  • Feedback Sports Pro Elite Repair Stand ReviewQuick Release Clamp.  One of my favorite parts of this stand is the quick release button.  All repair stands need this, more importantly all stands need this feature with it lasting as long as Feedback Sports release last. If you work on bikes often, you’ll love this one hand use clamp.

More on the Pro Elite Stand

As the testing continues, bikes get heavier, clamps get used more, and so on there are a few other notes to mention that aren’t above.   This stand can come with or without a tote bag, I like the tote bag but if you plan on transporting it once a year save your money.
MSRP : Between $220-240 depending where/when and if you want the tote bag

Until I’m finished my review, take a look at Road Bike Review’s video of Feedback Sports 2011 line up:

Disclaimber : This product was given to me at no charge for reviewing.  I was not paid or bribed to give this review and it will have my honest opinion or thoughts through out.

Post Race Bicycle Clean Up

2 Raleigh Hi Life Cyclocross Single Speed Frame

Bike prep is one of the most important things you can do prior to a race or any big ride.   Most people will do a last minute check over before any race or big ride, but when was the last time you did a post race check over?

Road Wet and Hung Up to Dry

When your done with that big ride, the last thought in the back of your mind was to clean up your bike.  Now, this could be the worst thing you are doing for your bike.  If you let your bike sit after a hard ride for days, it doesn’t matter if its dry or very wet, your chain, bearings and others are aching for attention.

Steps to Post Ride Bike Check Over

Today, I’ll be walking you through what I did after my cyclocross race on Saturday.  Some of these steps may differ depending on what type of riding or conditions your in.

  • Gently hose off the muddy bike.  Using a soft scrub brush or rag to clean down the frame and rims.

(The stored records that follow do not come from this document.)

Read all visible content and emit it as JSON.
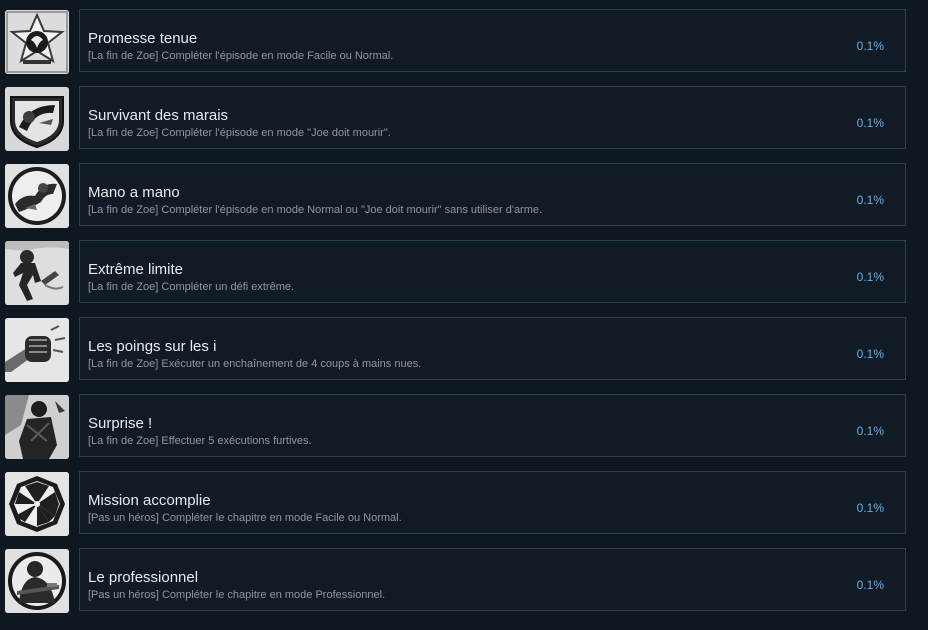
{
  "achievements": [
    {
      "title": "Promesse tenue",
      "description": "[La fin de Zoe] Compléter l'épisode en mode Facile ou Normal.",
      "percent": "0.1%",
      "icon": "star-emblem-icon"
    },
    {
      "title": "Survivant des marais",
      "description": "[La fin de Zoe] Compléter l'épisode en mode \"Joe doit mourir\".",
      "percent": "0.1%",
      "icon": "shield-crest-icon"
    },
    {
      "title": "Mano a mano",
      "description": "[La fin de Zoe] Compléter l'épisode en mode Normal ou \"Joe doit mourir\" sans utiliser d'arme.",
      "percent": "0.1%",
      "icon": "fist-fight-icon"
    },
    {
      "title": "Extrême limite",
      "description": "[La fin de Zoe] Compléter un défi extrême.",
      "percent": "0.1%",
      "icon": "fighter-figure-icon"
    },
    {
      "title": "Les poings sur les i",
      "description": "[La fin de Zoe] Exécuter un enchaînement de 4 coups à mains nues.",
      "percent": "0.1%",
      "icon": "punch-fist-icon"
    },
    {
      "title": "Surprise !",
      "description": "[La fin de Zoe] Effectuer 5 exécutions furtives.",
      "percent": "0.1%",
      "icon": "stealth-soldier-icon"
    },
    {
      "title": "Mission accomplie",
      "description": "[Pas un héros] Compléter le chapitre en mode Facile ou Normal.",
      "percent": "0.1%",
      "icon": "umbrella-logo-icon"
    },
    {
      "title": "Le professionnel",
      "description": "[Pas un héros] Compléter le chapitre en mode Professionnel.",
      "percent": "0.1%",
      "icon": "soldier-portrait-icon"
    }
  ]
}
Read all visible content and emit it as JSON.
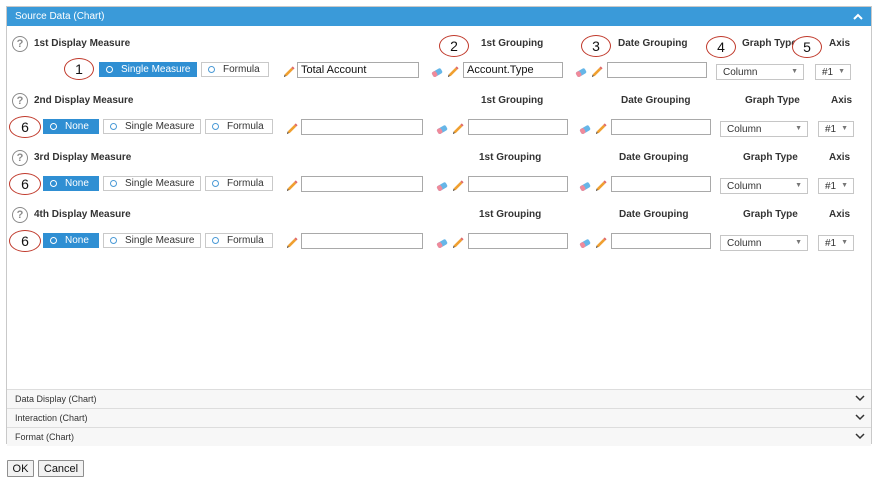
{
  "header": {
    "title": "Source Data (Chart)"
  },
  "labels": {
    "first_grouping": "1st Grouping",
    "date_grouping": "Date Grouping",
    "graph_type": "Graph Type",
    "axis": "Axis",
    "help": "?"
  },
  "options": {
    "none": "None",
    "single_measure": "Single Measure",
    "formula": "Formula"
  },
  "measures": [
    {
      "title": "1st Display Measure",
      "measure_value": "Total Account",
      "grouping_value": "Account.Type",
      "date_grouping_value": "",
      "graph_type": "Column",
      "axis": "#1"
    },
    {
      "title": "2nd Display Measure",
      "measure_value": "",
      "grouping_value": "",
      "date_grouping_value": "",
      "graph_type": "Column",
      "axis": "#1"
    },
    {
      "title": "3rd Display Measure",
      "measure_value": "",
      "grouping_value": "",
      "date_grouping_value": "",
      "graph_type": "Column",
      "axis": "#1"
    },
    {
      "title": "4th Display Measure",
      "measure_value": "",
      "grouping_value": "",
      "date_grouping_value": "",
      "graph_type": "Column",
      "axis": "#1"
    }
  ],
  "callouts": [
    "1",
    "2",
    "3",
    "4",
    "5",
    "6",
    "6",
    "6"
  ],
  "collapsed_sections": [
    {
      "label": "Data Display (Chart)"
    },
    {
      "label": "Interaction (Chart)"
    },
    {
      "label": "Format (Chart)"
    }
  ],
  "buttons": {
    "ok": "OK",
    "cancel": "Cancel"
  },
  "colors": {
    "header": "#3a9ad9",
    "active_option": "#2f8fd3",
    "callout": "#c0392b"
  }
}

As you are wiping off the frame check for any new scratches, dents or damages, especially if you crashed.
  • Wipe down chain and drip on your favorite lube, leave it soaking in as you do the rest of the checkover
  • Check the brake pads and braking surface
  • Spin wheels and make sure wheels are true, while spinning make sure there aren’t any new cuts or missing rubber from your tires
  • Check shifting and brake tension
  • Wipe off chain lube

The above check over should take 15 minutes after you get used to the process.   Depending on the ride, like my race in the mud on Saturday, I may leave my lube to soak into the chain overnight.   If you don’t have full sealed bearings you may need to soak lube into those as well.

Many people neglect their bike after a race.   I’ve seen chains frozen solid or someone taking a bike for a ride after a race and not having any brake pads!   Make this check over a normal part of your routine and you’re bike maintenance bill will go down and your parts will last longer.   In additional you’ll be happier on the bike with a well maintained machine!